Since the discovery of feline leukemia virus (FeLV) by Bill Jarrett and colleagues in 1964, the University of Glasgow has maintained an active and productive research programme in retrovirology. Pioneering studies into the transduction of cellular proto-oncogenes by FeLV, the aetiology of ovine pulmonary adenocarcinoma (OPA) and the mechanisms of natural resistance to Jaagsietke Sheep Retrovirus (JSRV) infection, and the identification of the cellular receptors for the feline immunodeficiency virus (FIV), have yielded valuable insights into virus-host interactions.
CVR researchers are now exploring the cellular origins of OPA-associated tumours, asking whether they are derived from bronchio-alveolar epithelial stem cells and defining the mechanism of tumorigenesis. A central aim of the FIV research programme is to understand the phenomenon of vaccine-induced enhancement of infection, a phenomenon that led to the premature termination of the phase III HIV vaccine (STEP) trial. Our knowledge of FIV vaccine-induced enhancement of infection is being used to design vaccine immunogens and regimes that will confer a protective and not enhancing immune response.
Integration is a fundamental step in the retroviral replication cycle and a major factor in the oncogenic activity of many retroviruses. This phenomenon has been exploited extensively in many laboratories to identify genes relevant to cancer and other selectable phenotypes. At the CVR we have used this approach to identify the Runx genes as novel targets for retroviral activation. Unusually these genes can function as oncogenes or tumour suppressors and at the CVR we have elucidated this dualistic role and the interaction of Runx pathways with Myc, p53 and cancer failsafe processes.

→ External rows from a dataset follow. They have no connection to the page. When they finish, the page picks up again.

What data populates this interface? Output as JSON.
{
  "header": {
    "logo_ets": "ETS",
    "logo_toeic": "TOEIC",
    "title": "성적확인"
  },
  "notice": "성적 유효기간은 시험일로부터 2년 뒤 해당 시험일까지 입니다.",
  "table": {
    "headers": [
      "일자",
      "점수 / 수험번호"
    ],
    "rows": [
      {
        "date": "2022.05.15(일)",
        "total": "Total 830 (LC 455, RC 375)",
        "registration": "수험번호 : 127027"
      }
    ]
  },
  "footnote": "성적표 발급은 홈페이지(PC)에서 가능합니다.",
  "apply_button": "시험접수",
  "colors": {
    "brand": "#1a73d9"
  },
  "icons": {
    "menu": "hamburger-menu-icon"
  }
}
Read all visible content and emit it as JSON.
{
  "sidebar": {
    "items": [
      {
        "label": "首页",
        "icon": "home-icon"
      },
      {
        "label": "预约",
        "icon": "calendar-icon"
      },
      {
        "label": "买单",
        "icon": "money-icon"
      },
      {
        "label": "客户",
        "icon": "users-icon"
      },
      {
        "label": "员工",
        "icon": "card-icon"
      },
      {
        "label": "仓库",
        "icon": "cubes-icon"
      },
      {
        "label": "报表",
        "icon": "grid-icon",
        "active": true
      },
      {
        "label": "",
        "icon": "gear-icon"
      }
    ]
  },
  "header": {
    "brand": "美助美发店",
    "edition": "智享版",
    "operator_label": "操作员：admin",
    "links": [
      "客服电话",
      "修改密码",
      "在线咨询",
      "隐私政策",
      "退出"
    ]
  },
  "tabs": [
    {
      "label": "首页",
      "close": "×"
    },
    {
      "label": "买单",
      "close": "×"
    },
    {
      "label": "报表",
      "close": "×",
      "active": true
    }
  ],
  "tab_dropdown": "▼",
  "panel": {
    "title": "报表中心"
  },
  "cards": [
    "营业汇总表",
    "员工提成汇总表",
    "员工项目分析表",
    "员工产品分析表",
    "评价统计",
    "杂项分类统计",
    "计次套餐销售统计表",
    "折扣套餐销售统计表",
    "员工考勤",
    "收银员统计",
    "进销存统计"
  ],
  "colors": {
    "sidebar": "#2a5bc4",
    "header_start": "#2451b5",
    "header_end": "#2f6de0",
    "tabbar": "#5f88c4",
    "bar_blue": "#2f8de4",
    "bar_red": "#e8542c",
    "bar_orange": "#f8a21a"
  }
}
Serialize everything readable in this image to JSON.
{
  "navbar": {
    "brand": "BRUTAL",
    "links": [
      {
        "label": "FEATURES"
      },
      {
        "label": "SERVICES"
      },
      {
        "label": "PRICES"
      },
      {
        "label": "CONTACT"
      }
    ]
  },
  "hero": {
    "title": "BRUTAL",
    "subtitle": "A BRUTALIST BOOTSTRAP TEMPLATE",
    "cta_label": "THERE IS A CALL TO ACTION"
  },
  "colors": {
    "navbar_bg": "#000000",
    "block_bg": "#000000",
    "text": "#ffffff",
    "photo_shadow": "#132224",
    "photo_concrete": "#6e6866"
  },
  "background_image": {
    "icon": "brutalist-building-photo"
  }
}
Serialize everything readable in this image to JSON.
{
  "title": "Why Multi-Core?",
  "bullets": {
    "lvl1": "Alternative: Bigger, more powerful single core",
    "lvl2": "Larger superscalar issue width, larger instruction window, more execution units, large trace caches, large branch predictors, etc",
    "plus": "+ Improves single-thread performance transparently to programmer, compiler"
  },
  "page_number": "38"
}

More than four decades after the discovery of FeLV, model systems are now being developed by CVR scientists that utilise FeLV and its derivatives as probes to identify genes and pathways involved in human cancer stem cell phenotype, tumour progression and chemo-resistance.